The disk partition layout is below:
root@<server># lsblk NAME MAJ:MIN RM SIZE RO TYPE MOUNTPOINT xvda 202:0 0 15G 0 disk |-xvda1 202:1 0 731M 0 part /boot |-xvda2 202:2 0 1K 0 part `-xvda5 202:5 0 14.3G 0 part `-xvda5_crypt 253:0 0 14.3G 0 crypt |-<server>--vg-root 253:1 0 13.3G 0 lvm / `-<server>--vg-swap_1 253:2 0 976M 0 lvm [SWAP]
/dev/xvda is the entire (virtual) disk partition, while /dev/xvda1 is the partition which contains the kernel and initramfs and is mounted at /boot. /dev/xvda5 is the LUKS-encrypted container which is mapped to /dev/mapper/xvda5_crypt using dm-crypt. This mapped device is configured using the logical volume manager (LVM2) which allows for convenient resizing of partitions later.

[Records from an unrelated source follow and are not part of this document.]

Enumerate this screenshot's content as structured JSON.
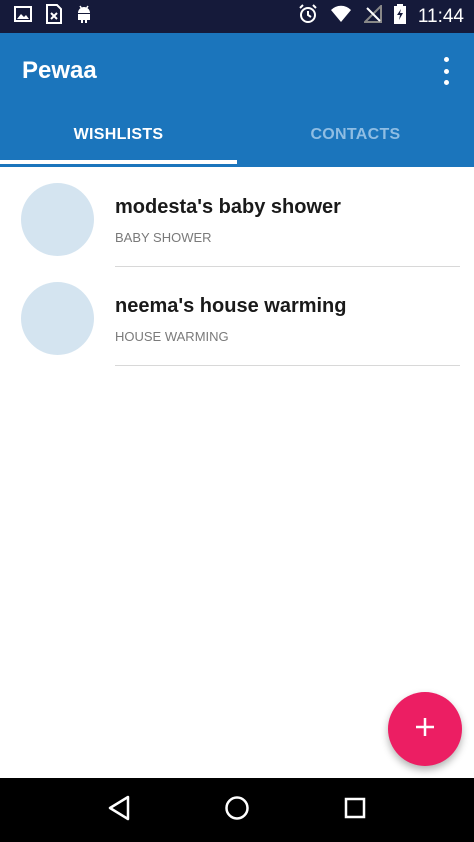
{
  "status_bar": {
    "time": "11:44",
    "left_icons": [
      "image-icon",
      "sim-card-icon",
      "android-icon"
    ],
    "right_icons": [
      "alarm-icon",
      "wifi-icon",
      "no-signal-icon",
      "battery-charging-icon"
    ]
  },
  "app_bar": {
    "title": "Pewaa",
    "color": "#1b75bc"
  },
  "tabs": [
    {
      "label": "WISHLISTS",
      "active": true
    },
    {
      "label": "CONTACTS",
      "active": false
    }
  ],
  "wishlists": [
    {
      "title": "modesta's baby shower",
      "subtitle": "BABY SHOWER"
    },
    {
      "title": "neema's house warming",
      "subtitle": "HOUSE WARMING"
    }
  ],
  "fab": {
    "icon": "plus-icon",
    "color": "#ec1e63"
  },
  "nav_bar": {
    "buttons": [
      "back-icon",
      "home-icon",
      "recents-icon"
    ]
  }
}
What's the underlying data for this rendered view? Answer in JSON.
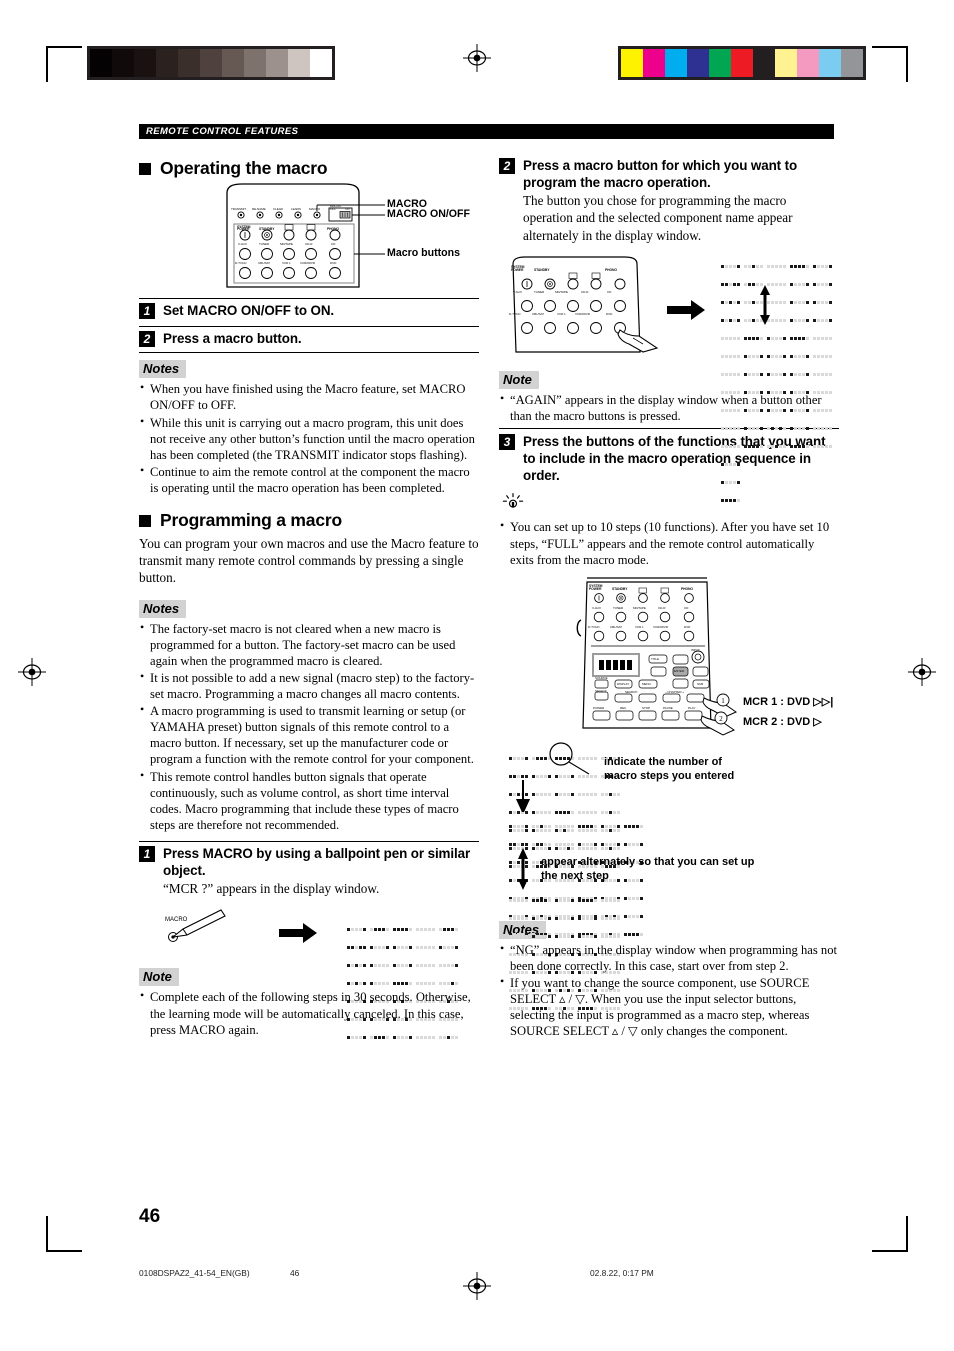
{
  "page": {
    "number": "46",
    "section_bar": "REMOTE CONTROL FEATURES",
    "footer_file": "0108DSPAZ2_41-54_EN(GB)",
    "footer_page": "46",
    "footer_date": "02.8.22, 0:17 PM"
  },
  "colors": {
    "bar_background": "#231f20",
    "notes_chip": "#d2d2d2",
    "ink": "#000000",
    "paper": "#ffffff"
  },
  "calibration": {
    "gray_swatches": [
      "#050203",
      "#100a0b",
      "#1a1211",
      "#2b211f",
      "#3b2f2c",
      "#4f423e",
      "#665853",
      "#7e726d",
      "#9c918c",
      "#cec5c1",
      "#ffffff"
    ],
    "color_swatches": [
      "#fff200",
      "#ec008c",
      "#00aeef",
      "#2e3192",
      "#00a651",
      "#ed1c24",
      "#231f20",
      "#fff391",
      "#f49ac1",
      "#7accf1",
      "#939598"
    ]
  },
  "left_column": {
    "heading": "Operating the macro",
    "figure": {
      "callouts": [
        "MACRO",
        "MACRO ON/OFF",
        "Macro buttons"
      ],
      "switch_labels": {
        "title": "MACRO ON/OFF",
        "off": "OFF",
        "on": "ON"
      },
      "top_row_labels": [
        "TRANSMIT",
        "RE-NAME",
        "CLEAR",
        "LEARN",
        "MACRO"
      ],
      "source_rows": [
        [
          "SYSTEM POWER",
          "STANDBY",
          "A",
          "B",
          "PHONO"
        ],
        [
          "V-AUX",
          "TUNER",
          "MD/TAPE",
          "CD-R",
          "CD"
        ],
        [
          "D-TV/LD",
          "CBL/SAT",
          "VCR 1",
          "VCR2/DVR",
          "DVD"
        ]
      ]
    },
    "steps": [
      {
        "num": "1",
        "title": "Set MACRO ON/OFF to ON."
      },
      {
        "num": "2",
        "title": "Press a macro button."
      }
    ],
    "notes_label": "Notes",
    "notes": [
      "When you have finished using the Macro feature, set MACRO ON/OFF to OFF.",
      "While this unit is carrying out a macro program, this unit does not receive any other button’s function until the macro operation has been completed (the TRANSMIT indicator stops flashing).",
      "Continue to aim the remote control at the component the macro is operating until the macro operation has been completed."
    ],
    "heading2": "Programming a macro",
    "intro2": "You can program your own macros and use the Macro feature to transmit many remote control commands by pressing a single button.",
    "notes_label2": "Notes",
    "notes2": [
      "The factory-set macro is not cleared when a new macro is programmed for a button. The factory-set macro can be used again when the programmed macro is cleared.",
      "It is not possible to add a new signal (macro step) to the factory-set macro. Programming a macro changes all macro contents.",
      "A macro programming is used to transmit learning or setup (or YAMAHA preset) button signals of this remote control to a macro button. If necessary, set up the manufacturer code or program a function with the remote control for your component.",
      "This remote control handles button signals that operate continuously, such as volume control, as short time interval codes. Macro programming that include these types of macro steps are therefore not recommended."
    ],
    "step1": {
      "num": "1",
      "title": "Press MACRO by using a ballpoint pen or similar object.",
      "sub": "“MCR ?” appears in the display window.",
      "pen_label": "MACRO",
      "display_text": "MCR ?"
    },
    "note_label3": "Note",
    "notes3": [
      "Complete each of the following steps in 30 seconds. Otherwise, the learning mode will be automatically canceled. In this case, press MACRO again."
    ]
  },
  "right_column": {
    "step2": {
      "num": "2",
      "title": "Press a macro button for which you want to program the macro operation.",
      "sub": "The button you chose for programming the macro operation and the selected component name appear alternately in the display window.",
      "display_top": "M1 DVD",
      "display_bottom": "DVD"
    },
    "note_label": "Note",
    "notes": [
      "“AGAIN” appears in the display window when a button other than the macro buttons is pressed."
    ],
    "step3": {
      "num": "3",
      "title": "Press the buttons of the functions that you want to include in the macro operation sequence in order.",
      "tip": "You can set up to 10 steps (10 functions). After you have set 10 steps, “FULL” appears and the remote control automatically exits from the macro mode.",
      "macro_lines": [
        "MCR 1 : DVD",
        "MCR 2 : DVD"
      ],
      "display_1": "MCR 1",
      "display_2": "M1 DVD",
      "display_3": "DVD",
      "caption_1": "indicate the number of macro steps you entered",
      "caption_2": "appear alternately so that you can set up the next step",
      "remote_labels": {
        "rows": [
          [
            "SYSTEM POWER",
            "STANDBY",
            "A",
            "B",
            "PHONO"
          ],
          [
            "V-AUX",
            "TUNER",
            "MD/TAPE",
            "CD-R",
            "CD"
          ],
          [
            "D-TV/LD",
            "CBL/SAT",
            "VCR 1",
            "VCR2/DVR",
            "DVD"
          ]
        ],
        "display_label": "DISPLAY",
        "title": "TITLE",
        "enter": "ENTER",
        "menu": "MENU",
        "source_select": "SOURCE SELECT",
        "search": "SEARCH",
        "chapter": "– CHAPTER +",
        "transport": [
          "POWER",
          "REC",
          "STOP",
          "PAUSE",
          "PLAY"
        ],
        "input": "INPUT",
        "sub": "SUB"
      }
    },
    "notes_label2": "Notes",
    "notes2": [
      "“NG” appears in the display window when programming has not been done correctly. In this case, start over from step 2.",
      "If you want to change the source component, use SOURCE SELECT ▵ / ▽. When you use the input selector buttons, selecting the input is programmed as a macro step, whereas SOURCE SELECT ▵ / ▽ only changes the component."
    ]
  }
}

Currently, there are only two logical volumes (partitions):
/dev/mapper/<server>--vg-root, which is a single ext4-formatted root filesystem containing all of the data and programs on this server, and
/dev/mapper/<server>--vg-swap_1 which provides a place for the OS to page out (swap) the contents of memory to disk when the physical random-access memory (RAM) is full. It is, however, possible to create an arbitrary number of logical volumes, which can be resized much more easily than traditional physical partitions, along with more advanced benefits such as snapshots, useful for backing up a running system, and thin-provisioning, which allows for an administrator to over-commit storage, which is then allocated on demand.
root@<server># df -H Filesystem Size Used Avail Use% Mounted on udev 590M 0 590M 0% /dev tmpfs 124M 584K 124M 1% /run /dev/mapper/<server>--vg-root 14G 3.9G 8.5G 32% / tmpfs 620M 0 620M 0% /dev/shm tmpfs 5.0M 0 5.0M 0% /run/lock tmpfs 620M 0 620M 0% /sys/fs/cgroup /dev/xvda1 704M 140M 513M 22% /boot
From the above output, it is possible to see that the root / partition is 32% full and the /boot is 22% full. If this Nextcloud installation is going to be used for by many users in the future, then I will need to add storage or move the installation to a server with more disk space. For now, however, it should be fine to host a few gigabytes of files on the server.